On a typical weekday at Brock University, thousands of students, staff and faculty make sure there’s no shortage of coffee consumption.
But do you ever wonder what happens to your coffee cup, and the thousands of others, after you’re done with it?
Just 2.1 per cent of them are properly recycled at Brock University on an annual basis, which means the remaining 97.9 per cent (totalling 41.8 metric tons) end up in a landfill.
Brock’s annual waste audit took place over a two-week period in October, which included a physical analysis of solid non-hazardous waste generated at the University. The audit examined representative samples of waste (trash and recyclables) from the entire campus, including satellite sites.
The overall purpose of the audit is to identify, quantify and analyze the composition of the waste stream to ensure compliance with the requirements outlined by the Ministry of Environment, Conservation and Parks (MECP) under Ontario Regulations 102/94 and 103/94.
Some other benefits to the audit include pinpointing new recycling opportunities, improving initiatives already implemented at Brock and finding potential cost savings associated with the disposal of solid waste materials.
Jay Ismailovic, Manager of Custodial Services, says the University has used the waste audit as an opportunity to make improvements over the years.

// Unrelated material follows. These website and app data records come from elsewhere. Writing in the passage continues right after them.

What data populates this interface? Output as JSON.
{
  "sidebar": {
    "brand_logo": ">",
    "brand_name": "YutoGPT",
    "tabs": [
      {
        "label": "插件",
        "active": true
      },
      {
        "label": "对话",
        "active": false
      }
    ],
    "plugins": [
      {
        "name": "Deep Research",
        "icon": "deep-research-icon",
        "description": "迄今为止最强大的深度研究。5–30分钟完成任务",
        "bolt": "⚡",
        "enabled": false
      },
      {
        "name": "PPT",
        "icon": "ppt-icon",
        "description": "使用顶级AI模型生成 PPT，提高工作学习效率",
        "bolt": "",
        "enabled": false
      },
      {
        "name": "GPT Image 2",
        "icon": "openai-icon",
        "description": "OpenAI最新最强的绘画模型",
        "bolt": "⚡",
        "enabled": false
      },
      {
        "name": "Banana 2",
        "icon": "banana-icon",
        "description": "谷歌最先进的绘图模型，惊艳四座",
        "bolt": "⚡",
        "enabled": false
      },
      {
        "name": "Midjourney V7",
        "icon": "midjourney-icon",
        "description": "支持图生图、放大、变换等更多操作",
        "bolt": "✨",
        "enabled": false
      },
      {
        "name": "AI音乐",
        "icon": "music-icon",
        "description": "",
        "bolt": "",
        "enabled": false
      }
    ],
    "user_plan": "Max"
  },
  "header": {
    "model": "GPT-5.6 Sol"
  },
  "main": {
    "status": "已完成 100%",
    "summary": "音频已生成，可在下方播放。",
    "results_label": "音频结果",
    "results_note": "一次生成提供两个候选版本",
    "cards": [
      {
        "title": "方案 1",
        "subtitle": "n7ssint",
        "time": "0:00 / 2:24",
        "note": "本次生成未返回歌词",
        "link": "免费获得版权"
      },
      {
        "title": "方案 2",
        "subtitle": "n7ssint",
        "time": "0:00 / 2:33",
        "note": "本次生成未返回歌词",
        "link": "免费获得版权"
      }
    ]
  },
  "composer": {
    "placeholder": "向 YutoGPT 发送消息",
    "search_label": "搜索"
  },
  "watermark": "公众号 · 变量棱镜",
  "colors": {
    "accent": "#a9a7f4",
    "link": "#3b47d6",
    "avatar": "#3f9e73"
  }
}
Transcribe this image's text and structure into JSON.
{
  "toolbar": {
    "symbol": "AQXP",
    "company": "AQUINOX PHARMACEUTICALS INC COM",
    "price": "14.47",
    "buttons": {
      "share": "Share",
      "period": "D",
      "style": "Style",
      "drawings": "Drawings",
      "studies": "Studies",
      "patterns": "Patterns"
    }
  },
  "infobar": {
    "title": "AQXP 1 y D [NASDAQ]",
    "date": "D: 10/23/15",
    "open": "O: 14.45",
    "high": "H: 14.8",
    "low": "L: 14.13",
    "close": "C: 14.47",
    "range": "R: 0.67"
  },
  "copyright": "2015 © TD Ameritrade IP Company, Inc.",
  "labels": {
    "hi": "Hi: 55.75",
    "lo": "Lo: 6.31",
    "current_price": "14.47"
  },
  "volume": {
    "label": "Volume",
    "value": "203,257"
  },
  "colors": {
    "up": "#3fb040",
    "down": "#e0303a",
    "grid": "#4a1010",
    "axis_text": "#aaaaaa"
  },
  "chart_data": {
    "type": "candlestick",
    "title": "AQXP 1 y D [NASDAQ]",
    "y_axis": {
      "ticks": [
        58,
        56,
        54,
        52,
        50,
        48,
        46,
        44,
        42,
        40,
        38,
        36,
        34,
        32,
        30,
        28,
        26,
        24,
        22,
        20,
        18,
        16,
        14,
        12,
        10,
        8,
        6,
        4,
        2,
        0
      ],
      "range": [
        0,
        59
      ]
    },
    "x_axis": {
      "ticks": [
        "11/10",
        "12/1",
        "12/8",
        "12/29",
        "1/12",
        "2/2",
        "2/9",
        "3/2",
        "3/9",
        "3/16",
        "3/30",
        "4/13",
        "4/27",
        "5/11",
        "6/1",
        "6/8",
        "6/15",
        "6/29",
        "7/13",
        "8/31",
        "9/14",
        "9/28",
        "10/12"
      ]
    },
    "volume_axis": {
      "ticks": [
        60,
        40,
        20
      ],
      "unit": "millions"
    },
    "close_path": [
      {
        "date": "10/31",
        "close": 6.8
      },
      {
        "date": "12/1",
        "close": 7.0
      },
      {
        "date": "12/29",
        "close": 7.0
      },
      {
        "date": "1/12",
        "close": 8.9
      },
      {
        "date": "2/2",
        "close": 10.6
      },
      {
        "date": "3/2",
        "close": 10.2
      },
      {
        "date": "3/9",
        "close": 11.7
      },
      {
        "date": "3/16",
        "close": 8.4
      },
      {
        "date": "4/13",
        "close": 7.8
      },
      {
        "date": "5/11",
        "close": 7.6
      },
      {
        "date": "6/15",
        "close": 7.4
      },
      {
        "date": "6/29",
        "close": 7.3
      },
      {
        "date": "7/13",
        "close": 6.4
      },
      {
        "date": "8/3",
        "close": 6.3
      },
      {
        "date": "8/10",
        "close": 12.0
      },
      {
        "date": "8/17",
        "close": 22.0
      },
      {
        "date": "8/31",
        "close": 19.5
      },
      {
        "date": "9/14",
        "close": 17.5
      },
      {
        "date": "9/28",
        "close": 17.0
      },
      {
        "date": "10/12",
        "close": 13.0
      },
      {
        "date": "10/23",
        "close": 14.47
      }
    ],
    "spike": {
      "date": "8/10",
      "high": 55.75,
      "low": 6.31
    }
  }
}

“We want to engage the Brock community so we can improve the environment we live, work and study in,” said Ismailovic. “I look forward to this every year because it’s like a report card. We always want to do better.”
Brock’s Sustainability website includes waste audits and reduction plans as far back as 2010.
For Master of Sustainability students Erica Harper and Nolan Kelly, the audit is personal.
The two are working as research assistants with Brock’s Environmental Sustainability Research Centre and have a passion for sustainability that goes beyond their academics.
Harper said that while people seem to be well-versed with the last of the three R’s — recycle — she encourages practicing the first two — reduce and reuse.
“I got really interested in the zero-waste movement,” said Harper. “I thought it would be difficult, but it’s a small lifestyle change you can make that has a big impact. It really can be as small as using a reusable mug.”
Director of Dining Services Malcom Dales says all dining locations on campus — including the new Tim Hortons and Starbucks — that sell coffee or tea have a 10 cent discount for those who bring in a reusable drink container.
For those living in residence, dining halls have a punch card each time a student uses their reusable mug. In addition to the discount for every eight drinks they purchase with a reusable container, the ninth is free, which is extended to fountain pop, infused water and hot beverages like coffee and tea.
“We are currently working with Pepsi to roll out their fully biodegradable, non-lined drink cups, which are intended for the Guernsey Market as they can be pulped in the pulper,” said Dales. “We will also use them across campus in lieu of wax lined cups.”
He adds that when the new Starbucks is completed, the coffee offered in Guernsey Market will switch to Planet Bean coffee – and with that, a fully biodegradable paper cup that can be easily processed.
At General Brock, customers who bring a reusable cup of any size pay just $1.25, making it the cheapest coffee on campus while also encouraging sustainability.
Kelly hopes to see more people adapting to the use of reusable cups.
“It’s such an easy change to make,” he said. “We have to address the issue in order to fix it. A lot of people unfortunately just don’t know better.”